4. Women around the world often feel like they’re on the brink. Discuss the life circumstances that brought these women to the brink and other life circumstances you’ve witnessed or read about that could appear in Women on the Brink 2.
5. Why do you think the stories were arranged as they were? What was the significance of the seasonal sections?
6. How did you feel about the use of poetry to introduce each story? Did you have a favorite poem?
7. Do you find reading a short story collection any different from reading a novel? If so, how? Will you approach short story collections differently in the future?
1. The book begins with the narrator suggesting that Lynn Van Swol would be the perfect grandmother for a teen like Frankie because she’s so comfortable in the wild. What do you think Beth meant by this?
2. The opening chapter also reveals that the narrator is telling this story from the afterlife. What was your initial reaction when you discovered this point of view, and now that you’ve read the book, how do you feel about the author’s decision to tell the story this way? Would your reaction to the characters and plot lines have been different if the novel had been written from a different point of view?
3. What was your response to Beth’s request that Ryan climb Denali for her? Do you think her initial request was reasonable? Unfortunately, it’s not uncommon for some climbers to attempt Denali without adequate training. What did you think about Ryan’s decision to go ahead and climb Denali even though he was unprepared for the task?
4. How did you feel about Frankie’s living situation and the way she coped with it? If you knew Raina and Frankie, what action (if any) would you have taken to help them out?
5. The group of climbers on Denali was an eclectic lot, and they had to face an unfortunate set of circumstances on the mountain. As a result, personalities conflicted and mistakes were made. Have you had experiences in your own life where conflict and incompetence contributed to dire consequences?
6. There are four key story lines intersecting in this novel: a midlife woman facing failed dreams and costly sacrifices; an at-risk teen struggling to find security, love and identity; a young widower mourning the loss of his wife and faith, and a deceased woman trying to reconcile the decisions she’s made with unforeseen consequences while also trying to understand what the afterlife is all about. Which of these story lines resonated most with you, and why?
7. How was landscape important to Lynn, Beth, and Frankie? How has landscape enriched or otherwise influenced your life?
8. How do you feel about the decisions Lynn made on the mountain regarding Will’s seduction and her claim of rape? Regarding her decision to look for him after he left the group? Regarding her ultimate decision to leave Ryan behind as she went for help?
9. Which characters in the novel would you like to invite to a dinner party? Which would you leave off the invitation list? Describe your reasons for your choices.
10. Adoption is an important theme in this novel, seen from a birthmother’s perspective years after the adoption. But the novel also gives glimpses of the impact of this particular adoption on the adoptee, the adoptive parents, and even the adoptee’s offspring. Discuss your thoughts on how Lynn’s adoption decision impacted these characters. Do you think Lynn and Frankie (and possibly Raina) might ultimately heal when, and if, they meet one another? If you were to write a sequel with Frankie as the protagonist, how would you envision her life turning out?
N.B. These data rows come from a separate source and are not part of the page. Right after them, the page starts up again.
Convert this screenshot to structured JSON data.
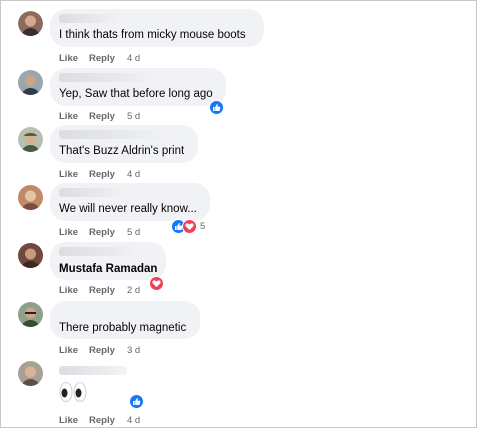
{
  "comments": [
    {
      "name": "",
      "text": "I think thats from micky mouse boots",
      "actions": {
        "like": "Like",
        "reply": "Reply",
        "time": "4 d"
      }
    },
    {
      "name": "",
      "text": "Yep, Saw that before long ago",
      "actions": {
        "like": "Like",
        "reply": "Reply",
        "time": "5 d"
      },
      "reactions": {
        "icons": [
          "like"
        ]
      }
    },
    {
      "name": "",
      "text": "That's Buzz Aldrin's print",
      "actions": {
        "like": "Like",
        "reply": "Reply",
        "time": "4 d"
      }
    },
    {
      "name": "",
      "text": "We will never really know...",
      "actions": {
        "like": "Like",
        "reply": "Reply",
        "time": "5 d"
      },
      "reactions": {
        "icons": [
          "like",
          "love"
        ],
        "count": "5"
      }
    },
    {
      "name": "Mustafa Ramadan",
      "text": "",
      "actions": {
        "like": "Like",
        "reply": "Reply",
        "time": "2 d"
      },
      "reactions": {
        "icons": [
          "love"
        ]
      }
    },
    {
      "name": "",
      "text": "There probably magnetic",
      "actions": {
        "like": "Like",
        "reply": "Reply",
        "time": "3 d"
      }
    },
    {
      "name": "",
      "text": "",
      "emoji": "eyes",
      "actions": {
        "like": "Like",
        "reply": "Reply",
        "time": "4 d"
      },
      "reactions": {
        "icons": [
          "like"
        ]
      }
    }
  ],
  "colors": {
    "bubble": "#f0f2f5",
    "like": "#1877f2",
    "love": "#f33e58",
    "meta": "#65676b"
  }
}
11. Faith is a recurring theme throughout the novel, although most of the characters have more questions than answers about their own spiritual beliefs. How do you think your own faith perspective influenced your reaction to the characters’ questions and choices? What was your reaction to the way Beth described her experience in the afterlife, and where do you think she might go from here (if anywhere)?
12. What was your initial response to the title? What do you think about it now that you’ve read the book?